Hoosierectomy on hold. Those same IU stalwarts who a month ago were absolutely resolute that Mike Davis wouldn’t coach the Crimson and Cream next season aren’t, uh, quite so sure now. Funny how having the best three-ball team in the land zips the lips of the naysayers. Huggie update. A reminder: It was right here several weeks back where you read that grumpy John Brady will be gone at LSU after this hoops season. I’m told he’ll be replaced by former Bearcat mentor Bob Huggie The Bear. The Bayou Tigers meltdown at Ohio State Saturday was, for influential alumni, the proverbial “hook to hang their hats on.” Quin begone. Wavy haired former Dookie Quin Snyder is as good as gone at Mizzou. Too many shenanigans, too little success. All together now: Awwwwwwwwwww! Rick begone. No, I’m not talking about The Rick.
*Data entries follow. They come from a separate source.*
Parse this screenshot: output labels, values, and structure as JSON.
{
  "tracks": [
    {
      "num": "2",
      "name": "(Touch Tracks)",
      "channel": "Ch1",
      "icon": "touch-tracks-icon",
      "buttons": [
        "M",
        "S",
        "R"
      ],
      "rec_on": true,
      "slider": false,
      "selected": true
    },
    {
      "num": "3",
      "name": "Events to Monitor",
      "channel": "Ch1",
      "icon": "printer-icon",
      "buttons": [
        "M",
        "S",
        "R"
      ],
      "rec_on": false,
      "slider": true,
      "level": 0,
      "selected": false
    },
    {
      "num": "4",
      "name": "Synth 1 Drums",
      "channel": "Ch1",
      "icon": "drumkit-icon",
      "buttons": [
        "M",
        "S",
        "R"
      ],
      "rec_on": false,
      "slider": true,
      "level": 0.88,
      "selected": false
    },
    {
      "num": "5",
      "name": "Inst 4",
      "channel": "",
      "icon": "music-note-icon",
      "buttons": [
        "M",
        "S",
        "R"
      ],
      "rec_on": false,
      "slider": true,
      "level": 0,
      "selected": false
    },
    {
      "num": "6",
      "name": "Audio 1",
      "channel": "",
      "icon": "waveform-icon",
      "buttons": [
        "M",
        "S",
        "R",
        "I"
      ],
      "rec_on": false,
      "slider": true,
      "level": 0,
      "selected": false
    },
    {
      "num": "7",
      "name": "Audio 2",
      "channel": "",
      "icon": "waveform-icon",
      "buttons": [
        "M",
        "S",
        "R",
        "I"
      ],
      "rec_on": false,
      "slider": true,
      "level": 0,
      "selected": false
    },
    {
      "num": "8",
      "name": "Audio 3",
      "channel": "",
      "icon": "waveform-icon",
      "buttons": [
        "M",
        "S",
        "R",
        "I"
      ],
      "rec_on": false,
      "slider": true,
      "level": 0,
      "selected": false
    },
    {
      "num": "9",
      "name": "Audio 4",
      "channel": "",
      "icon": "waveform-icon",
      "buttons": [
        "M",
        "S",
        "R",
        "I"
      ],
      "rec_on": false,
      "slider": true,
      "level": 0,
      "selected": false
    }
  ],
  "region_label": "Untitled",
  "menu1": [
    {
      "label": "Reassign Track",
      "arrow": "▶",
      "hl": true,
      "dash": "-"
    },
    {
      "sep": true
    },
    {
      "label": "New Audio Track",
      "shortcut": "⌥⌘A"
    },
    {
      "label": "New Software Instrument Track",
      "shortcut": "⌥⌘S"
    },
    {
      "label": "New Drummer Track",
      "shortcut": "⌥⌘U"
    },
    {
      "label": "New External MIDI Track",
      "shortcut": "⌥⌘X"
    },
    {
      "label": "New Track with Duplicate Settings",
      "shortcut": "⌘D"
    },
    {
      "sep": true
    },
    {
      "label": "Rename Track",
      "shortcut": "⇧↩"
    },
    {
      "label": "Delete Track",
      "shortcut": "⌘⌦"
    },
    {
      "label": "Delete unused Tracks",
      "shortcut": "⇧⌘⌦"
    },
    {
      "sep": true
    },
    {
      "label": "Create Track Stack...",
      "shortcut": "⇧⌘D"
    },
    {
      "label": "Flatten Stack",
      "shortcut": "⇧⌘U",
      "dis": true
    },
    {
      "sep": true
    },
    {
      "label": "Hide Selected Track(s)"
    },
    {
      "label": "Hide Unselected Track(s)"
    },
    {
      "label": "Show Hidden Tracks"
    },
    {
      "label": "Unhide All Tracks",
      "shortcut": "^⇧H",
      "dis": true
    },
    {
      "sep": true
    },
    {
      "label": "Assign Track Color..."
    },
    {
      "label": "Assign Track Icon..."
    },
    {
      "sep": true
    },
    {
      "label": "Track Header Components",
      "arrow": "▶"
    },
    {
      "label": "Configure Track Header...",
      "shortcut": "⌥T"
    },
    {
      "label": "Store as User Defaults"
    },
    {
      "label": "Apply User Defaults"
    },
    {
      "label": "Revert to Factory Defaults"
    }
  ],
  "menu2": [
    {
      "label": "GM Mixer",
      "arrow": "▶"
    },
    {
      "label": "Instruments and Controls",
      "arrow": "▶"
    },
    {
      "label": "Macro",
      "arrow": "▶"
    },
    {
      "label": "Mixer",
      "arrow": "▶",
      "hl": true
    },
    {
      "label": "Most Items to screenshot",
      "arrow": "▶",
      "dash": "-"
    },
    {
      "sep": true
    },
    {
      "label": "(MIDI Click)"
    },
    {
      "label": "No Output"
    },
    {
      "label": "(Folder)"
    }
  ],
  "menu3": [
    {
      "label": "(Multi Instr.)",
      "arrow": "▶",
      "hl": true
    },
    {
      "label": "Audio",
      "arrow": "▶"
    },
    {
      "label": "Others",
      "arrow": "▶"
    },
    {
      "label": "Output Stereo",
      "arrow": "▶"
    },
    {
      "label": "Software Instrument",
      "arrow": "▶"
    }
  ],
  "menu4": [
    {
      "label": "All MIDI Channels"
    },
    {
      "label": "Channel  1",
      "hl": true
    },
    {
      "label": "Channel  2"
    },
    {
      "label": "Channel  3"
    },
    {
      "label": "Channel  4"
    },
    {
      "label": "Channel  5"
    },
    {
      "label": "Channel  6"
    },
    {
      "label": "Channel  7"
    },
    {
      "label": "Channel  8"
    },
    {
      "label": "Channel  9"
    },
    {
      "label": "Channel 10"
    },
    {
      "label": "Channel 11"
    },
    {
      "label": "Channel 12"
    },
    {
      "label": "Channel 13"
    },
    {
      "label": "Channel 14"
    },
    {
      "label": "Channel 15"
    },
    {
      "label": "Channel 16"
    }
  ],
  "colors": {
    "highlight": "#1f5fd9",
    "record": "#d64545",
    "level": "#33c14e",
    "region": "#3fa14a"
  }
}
The Cards coach ain’t goin’ nowhere. But Mississippi State’s smug, over-achieving coach, Rick Stansbury, is another story. The NC2A is taking a look at his recruiting methods. Color Stansbury outtathere when all is said and done. SchnellSpeak of the week. As bowl season winds down, who better to give perspective on the whole process than the guy who snared a “national championship” on his home field when Nebraska’s Tom Osborne went for the deuce and missed? Let’s hear from Wheedling Schnell on bribing his way into the Peach Bowl 25 years ago at Miami: “I had to fly a banner over the city and buy my way into the Peach Bowl, taking responsibility for 10,000 tickets. That’s no way to be recognized and rewarded for success, but we had no history. Right there we kicked the door in.” Here’s Catalytic Schnell on a school’s first big bowl: “It can be a catalyst. You are usually ahead of your fan base until that first bowl game. That is when a lot of them feel it is OK to jump on board.” And, finally, the Red & Black & Catalytic Schnell on U of L’s win in the Fiesta Bowl: “We were playing the team that had been to more bowl games than any other university. The opportunity to play them, to beat them, was a catalyst for the new stadium, the new leagues and the success since then.”